Message: David and I were playing around one day with neoclassical piano playing in his basement. I asked him to set up a mic, and this came together in a short time. It was all written on a brown napkin and this version was created that day.
Be Like Water. This was an existing song that everyone always liked but I wanted to reinvent it to be played by a live band. The main acoustic guitar riff was played by Craig Ross of Lenny Kravitz fame. The drums were played by Jerry Marotta at the now defunkt Allaire studio in Shokan, NY. The background women were lead by Tawatha Agee and were a nod to Gimme Shelter/Dark Side of the Moon.
Scarlet days: This was written most likely on another napkin, but I remember this coming together for the first time in a NYC apartment, after returning home from a summer tour in 2005. It did not make it onto any recording until Dec 09’.
Back to the Earth: I wrote this song while living in the East village years ago. I met a Frenchmen who took photos with his camera. It was originally called “Song for Michele”. The song was resurrected when it was time to record it. Josh came to play at Edison and it created a different emotion. I think I began to sweat from the moment he finished his 3 hot dogs until the moment he was done playing it.
Evolution (Alt): This song was all about the emotional build that evolves out of a single riff. The very first riff was removed after we recorded everything else!
Brighton: The idea was to create a modern psychedelic style. It's the most sixties production on this collection. My friend came over to the Edison Studio and sang backgrounds and played around on the celesta and piano to create those interesting textures. Michael Flynn, of Slow Runner, came to guest in NYC. I knew Michael from years ago in Boston. He is a true poet, and I have always been a huge admirer of his writing.

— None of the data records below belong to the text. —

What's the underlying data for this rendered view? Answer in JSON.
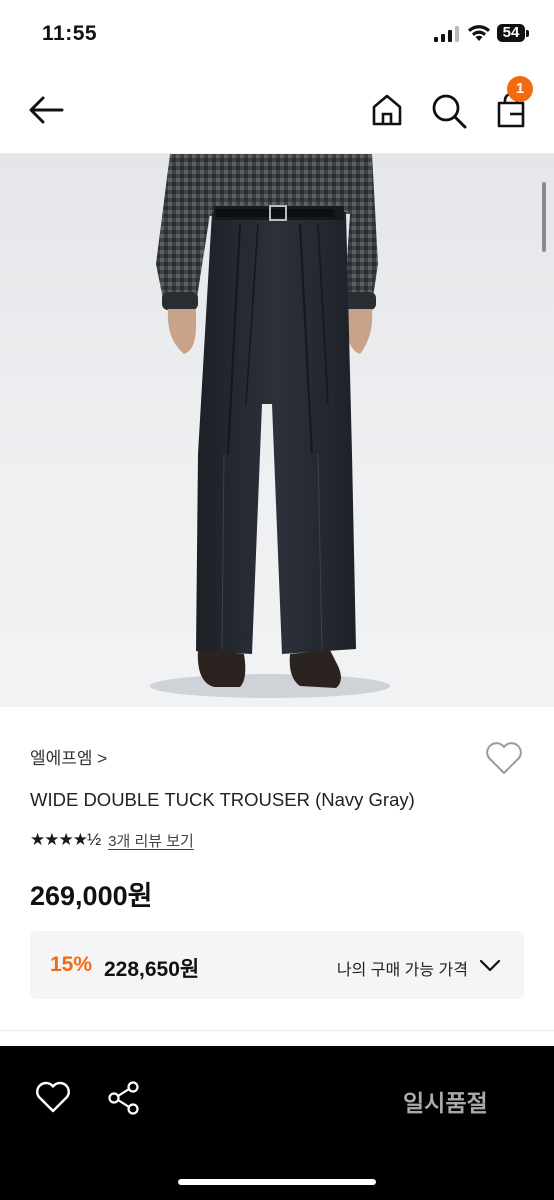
{
  "status_bar": {
    "time": "11:55",
    "battery": "54"
  },
  "nav": {
    "cart_count": "1"
  },
  "product": {
    "brand": "엘에프엠 >",
    "name": "WIDE DOUBLE TUCK TROUSER (Navy Gray)",
    "stars": "★★★★½",
    "rating": 4.5,
    "review_link": "3개 리뷰 보기",
    "price": "269,000원"
  },
  "member_price": {
    "discount": "15%",
    "price": "228,650원",
    "label": "나의 구매 가능 가격"
  },
  "bottom_bar": {
    "soldout_label": "일시품절"
  },
  "colors": {
    "accent": "#f26a12",
    "bottom_bar": "#000000"
  }
}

Tamara Song (Alt Mix): Originally this song was very electronic and it got transformed. This is the original electronic version.
Crumbs and Broken Shells: This was written on my mothers acrosonic piano years ago. This song also went through many different types of existence, but ultimately, this version ended up being the one that shines to me, as the original.
Be Like Water (DB Alt): This version was more in the electronica/downtempo style. The vocal comes from the original version so it's really more of a remix. The high squeaky sound is a big Moog Modular synthesizer from 1967. The riff sound is a Roland System 700...those are geeky notes from David.
Evolution (alt. Mix): This mix was done by David Baron, and had a different feeling than the version featured earlier on the disk. I liked it so much I decided it had to go on.
So Much (Instrumental): The song "So Much" started as a chant. While in the Edison Studios in Manhattan we performed this as you hear it. I particularly like hearing Josh Freese with Tony Levin in this raw setting.
Be Like Water (Acoustic): This version always felt the most live to me. However, I feel Tawatha Agee and Cindy Mizelle really brought this to life. I remember singing with them at Edison. Two truly skilled vocalists I was lucky to have that day.
Enjoy the Music and my deepest wish to you for a peaceful, and happy new year!